- Email the Site Captain Summary Sheet to firstname.lastname@example.org by 1 pm – no later.
- If you are not able to email, try texting a photo of the Summary Sheet to (775) 971-8018.
- Select 5-10 of the best photos from your event and drop them in the Google folder with your group’s name on it.
- If possible, title the photos so that they can be easily identified with the date of the cleanup, name of the group, and photographer’s name.
- SNA completes GSRC Coordinator Summary Sheet and returns to CCC by 2 pm.
- Celebrate with your staff and volunteers!
- By October 15 (More information to come)
- Site captains scan and send waivers directly to California Coastal Commission.
- Site captains compile all Volunteer Data Sheets on to the Site Captain Data Form.
- Site captains scan and send Volunteer Data Sheets and the Site Captain Data Form to the Ocean Conservancy.
- If mail is preferred, the address is on the bottom of the volunteer data collection form.
- By October 31
- Thank your volunteers, sponsors, etc.
- Assess surplus supplies.
- Complete SNA’s event evaluation online (instructions will be emailed to you).
Water Pollution Science
Plastic waste inputs from land into the ocean – Jambeck et al, sciencemag.org
The Cost To West Coast Communities Of Dealing With Trash, Reducing Marine Debris – Kier Associates for U.S. Environmental Protection Agency, Region 9
Life in the “Plastisphere”: Microbial Communities on Plastic Marine Debris – Erik R. Zettler et al

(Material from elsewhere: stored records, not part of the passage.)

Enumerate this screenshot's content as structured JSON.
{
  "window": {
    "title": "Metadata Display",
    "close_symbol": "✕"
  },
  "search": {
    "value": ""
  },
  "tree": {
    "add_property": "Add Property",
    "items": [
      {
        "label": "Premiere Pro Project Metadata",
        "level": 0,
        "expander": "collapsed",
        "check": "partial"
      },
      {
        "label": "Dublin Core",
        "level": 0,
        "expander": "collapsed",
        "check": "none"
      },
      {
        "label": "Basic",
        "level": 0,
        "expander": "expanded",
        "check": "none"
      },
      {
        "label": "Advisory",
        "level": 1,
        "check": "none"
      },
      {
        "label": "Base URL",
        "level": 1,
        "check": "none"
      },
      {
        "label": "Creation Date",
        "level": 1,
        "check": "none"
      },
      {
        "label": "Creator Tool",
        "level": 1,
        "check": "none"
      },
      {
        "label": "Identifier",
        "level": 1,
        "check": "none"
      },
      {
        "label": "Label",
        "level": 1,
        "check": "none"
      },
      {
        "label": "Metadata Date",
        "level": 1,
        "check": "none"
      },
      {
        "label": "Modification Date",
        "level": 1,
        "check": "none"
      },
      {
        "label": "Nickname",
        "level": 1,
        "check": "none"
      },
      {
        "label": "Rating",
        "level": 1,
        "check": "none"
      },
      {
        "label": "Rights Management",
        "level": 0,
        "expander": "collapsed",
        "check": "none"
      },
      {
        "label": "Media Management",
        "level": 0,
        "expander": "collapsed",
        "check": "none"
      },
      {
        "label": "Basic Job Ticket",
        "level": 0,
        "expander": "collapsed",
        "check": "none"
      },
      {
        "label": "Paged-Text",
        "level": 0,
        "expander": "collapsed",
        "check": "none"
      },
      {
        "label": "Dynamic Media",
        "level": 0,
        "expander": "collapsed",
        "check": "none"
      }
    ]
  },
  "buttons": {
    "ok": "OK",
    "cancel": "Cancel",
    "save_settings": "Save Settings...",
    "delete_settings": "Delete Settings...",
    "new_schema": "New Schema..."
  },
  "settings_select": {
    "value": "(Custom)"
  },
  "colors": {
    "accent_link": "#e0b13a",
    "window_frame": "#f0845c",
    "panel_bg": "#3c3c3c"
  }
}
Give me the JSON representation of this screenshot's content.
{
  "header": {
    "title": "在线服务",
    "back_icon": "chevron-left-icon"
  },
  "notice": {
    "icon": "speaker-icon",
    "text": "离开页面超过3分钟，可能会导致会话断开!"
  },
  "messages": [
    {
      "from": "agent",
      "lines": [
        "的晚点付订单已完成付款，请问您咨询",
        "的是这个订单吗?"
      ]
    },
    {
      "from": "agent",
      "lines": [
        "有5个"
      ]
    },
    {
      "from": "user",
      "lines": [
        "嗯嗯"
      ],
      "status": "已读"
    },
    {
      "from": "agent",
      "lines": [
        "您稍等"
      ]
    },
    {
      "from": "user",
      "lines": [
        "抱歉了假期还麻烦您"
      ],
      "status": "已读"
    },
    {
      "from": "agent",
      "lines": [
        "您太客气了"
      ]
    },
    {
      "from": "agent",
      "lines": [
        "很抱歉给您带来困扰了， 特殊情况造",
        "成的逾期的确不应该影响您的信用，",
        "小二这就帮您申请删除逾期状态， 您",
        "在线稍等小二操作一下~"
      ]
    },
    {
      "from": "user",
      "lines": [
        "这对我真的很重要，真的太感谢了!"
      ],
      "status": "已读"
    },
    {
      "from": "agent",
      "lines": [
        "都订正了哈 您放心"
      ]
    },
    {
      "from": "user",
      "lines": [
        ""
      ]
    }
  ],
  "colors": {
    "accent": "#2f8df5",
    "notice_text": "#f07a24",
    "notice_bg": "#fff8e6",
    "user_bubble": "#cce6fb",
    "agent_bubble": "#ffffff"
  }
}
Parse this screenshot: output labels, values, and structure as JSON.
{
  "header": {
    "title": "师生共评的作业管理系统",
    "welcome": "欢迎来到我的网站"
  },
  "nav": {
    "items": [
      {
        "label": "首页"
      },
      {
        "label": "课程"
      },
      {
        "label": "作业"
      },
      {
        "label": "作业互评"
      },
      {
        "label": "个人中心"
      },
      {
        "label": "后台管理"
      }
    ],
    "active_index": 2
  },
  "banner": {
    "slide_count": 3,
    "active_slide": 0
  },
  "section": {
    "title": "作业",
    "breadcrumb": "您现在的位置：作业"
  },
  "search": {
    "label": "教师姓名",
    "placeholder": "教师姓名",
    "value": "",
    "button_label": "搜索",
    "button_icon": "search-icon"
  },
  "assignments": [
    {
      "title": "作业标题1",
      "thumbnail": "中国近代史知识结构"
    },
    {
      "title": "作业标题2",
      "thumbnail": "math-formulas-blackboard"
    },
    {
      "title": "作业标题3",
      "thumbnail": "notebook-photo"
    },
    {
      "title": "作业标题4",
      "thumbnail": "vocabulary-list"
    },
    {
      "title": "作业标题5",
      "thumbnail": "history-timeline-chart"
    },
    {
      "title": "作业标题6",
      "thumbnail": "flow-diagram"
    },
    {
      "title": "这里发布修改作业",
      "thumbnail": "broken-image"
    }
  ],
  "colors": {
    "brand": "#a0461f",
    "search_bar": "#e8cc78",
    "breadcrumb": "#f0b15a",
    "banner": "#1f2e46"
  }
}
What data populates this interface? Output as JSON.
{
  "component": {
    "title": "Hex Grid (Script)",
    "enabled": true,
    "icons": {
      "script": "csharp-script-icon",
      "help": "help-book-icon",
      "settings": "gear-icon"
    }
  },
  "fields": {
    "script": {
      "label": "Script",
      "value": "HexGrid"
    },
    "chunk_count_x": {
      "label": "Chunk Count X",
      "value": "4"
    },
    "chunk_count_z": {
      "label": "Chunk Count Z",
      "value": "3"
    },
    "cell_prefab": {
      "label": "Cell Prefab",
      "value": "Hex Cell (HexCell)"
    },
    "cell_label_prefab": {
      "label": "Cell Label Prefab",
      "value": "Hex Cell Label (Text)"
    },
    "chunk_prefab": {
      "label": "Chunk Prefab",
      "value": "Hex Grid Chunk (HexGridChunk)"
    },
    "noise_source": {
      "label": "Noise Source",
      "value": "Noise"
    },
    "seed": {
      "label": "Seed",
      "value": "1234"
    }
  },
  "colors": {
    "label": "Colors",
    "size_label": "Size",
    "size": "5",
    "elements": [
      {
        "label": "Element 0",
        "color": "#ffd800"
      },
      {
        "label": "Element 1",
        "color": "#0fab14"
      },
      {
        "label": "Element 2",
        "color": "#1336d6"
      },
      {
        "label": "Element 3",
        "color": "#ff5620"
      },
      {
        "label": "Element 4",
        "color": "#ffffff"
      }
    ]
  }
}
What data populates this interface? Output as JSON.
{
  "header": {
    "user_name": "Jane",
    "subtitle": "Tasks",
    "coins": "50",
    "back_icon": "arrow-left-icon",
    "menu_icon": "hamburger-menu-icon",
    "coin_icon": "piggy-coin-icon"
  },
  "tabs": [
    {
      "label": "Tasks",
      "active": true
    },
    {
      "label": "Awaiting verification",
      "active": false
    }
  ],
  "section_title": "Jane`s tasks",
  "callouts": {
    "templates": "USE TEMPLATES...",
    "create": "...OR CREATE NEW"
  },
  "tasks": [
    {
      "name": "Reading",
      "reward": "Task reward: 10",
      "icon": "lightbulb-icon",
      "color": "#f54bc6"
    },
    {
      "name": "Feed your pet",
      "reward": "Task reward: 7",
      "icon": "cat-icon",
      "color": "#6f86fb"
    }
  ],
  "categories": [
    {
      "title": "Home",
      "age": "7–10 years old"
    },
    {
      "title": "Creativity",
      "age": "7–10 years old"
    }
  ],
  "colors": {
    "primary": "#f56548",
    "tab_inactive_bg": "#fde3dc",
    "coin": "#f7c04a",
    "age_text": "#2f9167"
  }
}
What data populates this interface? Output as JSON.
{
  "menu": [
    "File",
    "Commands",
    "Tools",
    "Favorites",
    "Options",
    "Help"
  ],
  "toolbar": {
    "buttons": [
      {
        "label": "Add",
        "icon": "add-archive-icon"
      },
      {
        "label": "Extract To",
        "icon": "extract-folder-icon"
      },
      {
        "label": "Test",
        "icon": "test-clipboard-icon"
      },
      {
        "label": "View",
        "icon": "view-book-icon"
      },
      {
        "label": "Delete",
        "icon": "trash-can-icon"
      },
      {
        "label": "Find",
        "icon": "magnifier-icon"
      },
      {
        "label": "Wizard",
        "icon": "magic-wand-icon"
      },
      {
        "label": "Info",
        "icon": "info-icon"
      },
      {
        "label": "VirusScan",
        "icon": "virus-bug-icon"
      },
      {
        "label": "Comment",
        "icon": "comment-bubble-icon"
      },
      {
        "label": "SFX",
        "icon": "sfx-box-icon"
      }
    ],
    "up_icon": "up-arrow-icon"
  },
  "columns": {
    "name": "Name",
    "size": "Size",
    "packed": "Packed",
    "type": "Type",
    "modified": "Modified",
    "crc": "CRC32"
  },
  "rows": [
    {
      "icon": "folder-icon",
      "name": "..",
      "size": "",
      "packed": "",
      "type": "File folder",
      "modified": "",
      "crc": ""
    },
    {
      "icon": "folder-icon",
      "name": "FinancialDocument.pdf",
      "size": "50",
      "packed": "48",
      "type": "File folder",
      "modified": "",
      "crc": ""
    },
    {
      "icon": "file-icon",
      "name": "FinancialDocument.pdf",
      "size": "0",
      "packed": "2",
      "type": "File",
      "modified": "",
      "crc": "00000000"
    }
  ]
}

Valuing Plastics: The Business Case for Measuring, Managing and Disclosing Plastic Use in the Consumer Goods Industry – United Nations Environment Programme
Video: Microplastics in the Sierra Nevada: from peak to pipe – Monica Arienzo, Desert Research Institute
Microplastics in the Lake Tahoe Basin – Desert Research Institute
Thank you to our generous Great Sierra River Cleanup sponsors dedicated to addressing the challenges facing the Sierra Nevada. Givers like you make it all possible.